• [What to work on]: Copy every line from the data below in which the string "company" can be found.

══════════

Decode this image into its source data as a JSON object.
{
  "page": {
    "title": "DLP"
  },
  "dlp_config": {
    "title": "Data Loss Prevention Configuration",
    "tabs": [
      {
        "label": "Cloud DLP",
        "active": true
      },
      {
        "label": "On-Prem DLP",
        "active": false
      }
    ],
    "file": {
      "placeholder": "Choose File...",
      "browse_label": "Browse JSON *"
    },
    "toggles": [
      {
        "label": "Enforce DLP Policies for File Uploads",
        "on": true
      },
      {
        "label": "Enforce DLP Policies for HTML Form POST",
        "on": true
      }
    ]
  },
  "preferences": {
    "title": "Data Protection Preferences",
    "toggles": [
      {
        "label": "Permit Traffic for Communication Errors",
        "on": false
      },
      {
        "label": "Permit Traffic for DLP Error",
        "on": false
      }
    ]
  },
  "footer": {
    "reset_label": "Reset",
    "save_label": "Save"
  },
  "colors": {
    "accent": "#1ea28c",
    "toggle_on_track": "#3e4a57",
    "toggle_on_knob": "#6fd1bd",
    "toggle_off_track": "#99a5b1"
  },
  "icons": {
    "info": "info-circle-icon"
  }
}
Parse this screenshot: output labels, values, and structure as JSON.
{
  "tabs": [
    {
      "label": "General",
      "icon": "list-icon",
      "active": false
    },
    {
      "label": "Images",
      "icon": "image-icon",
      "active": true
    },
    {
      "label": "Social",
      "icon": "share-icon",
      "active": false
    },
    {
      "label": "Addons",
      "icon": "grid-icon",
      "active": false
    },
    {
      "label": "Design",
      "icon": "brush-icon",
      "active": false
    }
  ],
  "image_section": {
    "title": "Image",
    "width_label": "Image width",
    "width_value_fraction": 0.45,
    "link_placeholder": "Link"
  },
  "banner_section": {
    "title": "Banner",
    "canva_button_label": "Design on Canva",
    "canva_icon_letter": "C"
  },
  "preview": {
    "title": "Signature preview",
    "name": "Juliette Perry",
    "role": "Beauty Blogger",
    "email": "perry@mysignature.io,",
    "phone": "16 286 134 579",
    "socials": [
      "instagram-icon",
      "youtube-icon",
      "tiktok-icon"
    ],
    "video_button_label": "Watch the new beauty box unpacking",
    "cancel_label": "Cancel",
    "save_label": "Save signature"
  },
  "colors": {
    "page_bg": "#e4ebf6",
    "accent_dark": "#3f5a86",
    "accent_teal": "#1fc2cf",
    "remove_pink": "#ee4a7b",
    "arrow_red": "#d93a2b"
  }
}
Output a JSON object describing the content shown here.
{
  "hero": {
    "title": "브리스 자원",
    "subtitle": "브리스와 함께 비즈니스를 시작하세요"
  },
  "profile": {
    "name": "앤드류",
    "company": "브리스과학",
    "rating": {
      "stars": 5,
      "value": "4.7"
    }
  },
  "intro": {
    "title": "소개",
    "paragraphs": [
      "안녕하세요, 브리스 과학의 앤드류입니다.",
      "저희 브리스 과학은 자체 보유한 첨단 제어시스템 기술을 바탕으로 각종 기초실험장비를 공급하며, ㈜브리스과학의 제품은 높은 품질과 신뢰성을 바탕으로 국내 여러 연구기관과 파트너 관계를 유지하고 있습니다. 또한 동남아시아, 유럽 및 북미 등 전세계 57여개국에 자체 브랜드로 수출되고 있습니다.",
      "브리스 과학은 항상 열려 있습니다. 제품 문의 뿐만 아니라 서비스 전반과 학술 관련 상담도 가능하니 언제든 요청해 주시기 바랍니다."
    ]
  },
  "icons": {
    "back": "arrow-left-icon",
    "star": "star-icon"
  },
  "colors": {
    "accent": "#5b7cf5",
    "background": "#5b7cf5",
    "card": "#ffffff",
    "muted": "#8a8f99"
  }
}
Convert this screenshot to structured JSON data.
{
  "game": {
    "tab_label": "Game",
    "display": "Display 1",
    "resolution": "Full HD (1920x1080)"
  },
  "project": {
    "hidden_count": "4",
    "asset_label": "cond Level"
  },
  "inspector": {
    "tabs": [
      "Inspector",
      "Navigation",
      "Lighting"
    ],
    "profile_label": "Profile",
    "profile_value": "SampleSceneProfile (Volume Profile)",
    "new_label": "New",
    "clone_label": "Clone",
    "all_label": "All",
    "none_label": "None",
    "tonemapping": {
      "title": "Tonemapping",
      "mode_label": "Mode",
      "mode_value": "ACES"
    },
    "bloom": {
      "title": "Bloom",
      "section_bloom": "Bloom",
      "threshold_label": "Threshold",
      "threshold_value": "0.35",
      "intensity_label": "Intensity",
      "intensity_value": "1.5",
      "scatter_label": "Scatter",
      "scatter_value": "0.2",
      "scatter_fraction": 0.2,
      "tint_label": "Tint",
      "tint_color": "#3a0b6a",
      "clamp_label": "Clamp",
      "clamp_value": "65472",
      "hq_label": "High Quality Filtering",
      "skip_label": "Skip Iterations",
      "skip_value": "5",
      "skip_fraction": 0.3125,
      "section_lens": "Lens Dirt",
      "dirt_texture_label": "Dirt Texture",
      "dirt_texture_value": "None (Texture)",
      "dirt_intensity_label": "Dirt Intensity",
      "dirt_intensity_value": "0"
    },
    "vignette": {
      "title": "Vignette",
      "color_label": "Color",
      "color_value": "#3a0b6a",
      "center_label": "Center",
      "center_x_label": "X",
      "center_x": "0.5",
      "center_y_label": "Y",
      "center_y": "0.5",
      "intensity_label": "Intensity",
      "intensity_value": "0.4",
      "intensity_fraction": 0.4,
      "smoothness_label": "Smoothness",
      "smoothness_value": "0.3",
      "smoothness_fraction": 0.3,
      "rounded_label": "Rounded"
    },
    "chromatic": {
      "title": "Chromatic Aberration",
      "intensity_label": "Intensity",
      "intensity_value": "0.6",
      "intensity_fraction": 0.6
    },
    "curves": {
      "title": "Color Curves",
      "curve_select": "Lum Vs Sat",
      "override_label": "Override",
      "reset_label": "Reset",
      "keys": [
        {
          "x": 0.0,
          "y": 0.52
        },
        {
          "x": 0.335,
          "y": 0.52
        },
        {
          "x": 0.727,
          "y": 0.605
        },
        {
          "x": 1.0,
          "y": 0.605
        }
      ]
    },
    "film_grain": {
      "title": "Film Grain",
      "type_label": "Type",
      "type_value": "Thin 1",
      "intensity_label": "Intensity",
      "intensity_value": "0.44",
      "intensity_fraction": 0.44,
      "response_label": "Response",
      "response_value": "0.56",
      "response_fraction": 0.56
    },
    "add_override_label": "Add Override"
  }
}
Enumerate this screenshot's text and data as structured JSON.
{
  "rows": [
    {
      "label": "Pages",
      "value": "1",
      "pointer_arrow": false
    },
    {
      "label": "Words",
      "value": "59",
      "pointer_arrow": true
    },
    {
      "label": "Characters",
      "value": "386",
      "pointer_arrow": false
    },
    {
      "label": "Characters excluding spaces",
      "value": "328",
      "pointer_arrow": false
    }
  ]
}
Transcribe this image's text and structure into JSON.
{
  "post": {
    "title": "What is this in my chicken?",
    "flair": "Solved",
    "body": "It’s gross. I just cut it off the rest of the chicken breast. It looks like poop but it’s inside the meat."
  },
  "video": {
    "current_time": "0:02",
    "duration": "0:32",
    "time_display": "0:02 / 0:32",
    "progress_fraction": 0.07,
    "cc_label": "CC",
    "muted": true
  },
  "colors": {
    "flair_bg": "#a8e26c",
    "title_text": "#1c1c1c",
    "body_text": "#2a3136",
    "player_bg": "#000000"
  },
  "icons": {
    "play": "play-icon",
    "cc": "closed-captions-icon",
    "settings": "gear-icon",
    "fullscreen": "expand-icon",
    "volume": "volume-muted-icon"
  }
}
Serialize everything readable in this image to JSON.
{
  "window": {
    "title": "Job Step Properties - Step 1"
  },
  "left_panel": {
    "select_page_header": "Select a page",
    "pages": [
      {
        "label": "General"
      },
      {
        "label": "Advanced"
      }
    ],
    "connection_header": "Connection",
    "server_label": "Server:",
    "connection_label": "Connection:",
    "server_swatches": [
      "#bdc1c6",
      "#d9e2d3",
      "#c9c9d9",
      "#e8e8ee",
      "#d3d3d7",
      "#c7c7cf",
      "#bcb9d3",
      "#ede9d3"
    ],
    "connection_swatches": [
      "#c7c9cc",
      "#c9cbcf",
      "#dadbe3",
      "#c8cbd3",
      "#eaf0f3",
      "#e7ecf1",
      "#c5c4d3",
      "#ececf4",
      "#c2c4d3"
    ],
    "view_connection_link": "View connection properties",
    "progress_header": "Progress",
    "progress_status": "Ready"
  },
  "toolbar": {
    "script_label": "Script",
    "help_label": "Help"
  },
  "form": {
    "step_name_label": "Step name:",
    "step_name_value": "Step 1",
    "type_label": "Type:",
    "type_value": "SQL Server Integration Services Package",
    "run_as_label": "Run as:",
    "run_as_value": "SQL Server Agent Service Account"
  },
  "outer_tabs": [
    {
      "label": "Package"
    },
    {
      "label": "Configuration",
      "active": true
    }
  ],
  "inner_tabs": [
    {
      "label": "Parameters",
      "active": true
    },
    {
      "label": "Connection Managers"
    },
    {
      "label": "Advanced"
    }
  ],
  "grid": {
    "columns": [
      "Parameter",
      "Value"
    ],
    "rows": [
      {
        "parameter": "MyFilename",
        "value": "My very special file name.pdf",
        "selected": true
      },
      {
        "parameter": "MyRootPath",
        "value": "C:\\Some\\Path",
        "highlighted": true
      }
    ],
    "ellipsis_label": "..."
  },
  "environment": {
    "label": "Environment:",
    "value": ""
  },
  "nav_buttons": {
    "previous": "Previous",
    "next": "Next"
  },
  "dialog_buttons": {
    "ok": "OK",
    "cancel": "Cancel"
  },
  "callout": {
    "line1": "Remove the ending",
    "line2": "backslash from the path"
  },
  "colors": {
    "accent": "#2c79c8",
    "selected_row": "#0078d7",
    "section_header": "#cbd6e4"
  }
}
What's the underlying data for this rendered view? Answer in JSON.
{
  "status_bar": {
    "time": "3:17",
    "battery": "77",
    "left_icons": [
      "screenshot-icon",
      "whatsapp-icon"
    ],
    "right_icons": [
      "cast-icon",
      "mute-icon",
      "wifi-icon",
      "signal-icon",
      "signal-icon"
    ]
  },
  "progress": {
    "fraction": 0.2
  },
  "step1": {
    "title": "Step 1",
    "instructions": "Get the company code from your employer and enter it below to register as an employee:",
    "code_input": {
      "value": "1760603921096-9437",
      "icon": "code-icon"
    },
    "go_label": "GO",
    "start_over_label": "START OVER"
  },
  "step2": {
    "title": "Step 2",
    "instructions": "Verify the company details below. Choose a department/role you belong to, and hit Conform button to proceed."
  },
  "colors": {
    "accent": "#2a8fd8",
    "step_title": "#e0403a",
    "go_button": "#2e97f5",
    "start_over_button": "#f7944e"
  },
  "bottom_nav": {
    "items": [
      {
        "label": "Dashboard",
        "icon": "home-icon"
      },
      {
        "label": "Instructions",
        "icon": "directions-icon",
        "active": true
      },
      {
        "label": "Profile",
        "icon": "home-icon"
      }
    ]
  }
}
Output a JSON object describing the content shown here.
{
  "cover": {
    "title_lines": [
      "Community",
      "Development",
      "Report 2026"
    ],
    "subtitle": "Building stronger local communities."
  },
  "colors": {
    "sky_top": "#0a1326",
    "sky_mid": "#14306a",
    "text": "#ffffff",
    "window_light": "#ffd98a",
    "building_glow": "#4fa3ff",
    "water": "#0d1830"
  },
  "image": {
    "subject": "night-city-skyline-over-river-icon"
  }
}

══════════

• [Expected output]:
    "company": "브리스과학",
    "instructions": "Get the company code from your employer and enter it below to register as an employee:",
    "instructions": "Verify the company details below. Choose a department/role you belong to, and hit Conform button to proceed."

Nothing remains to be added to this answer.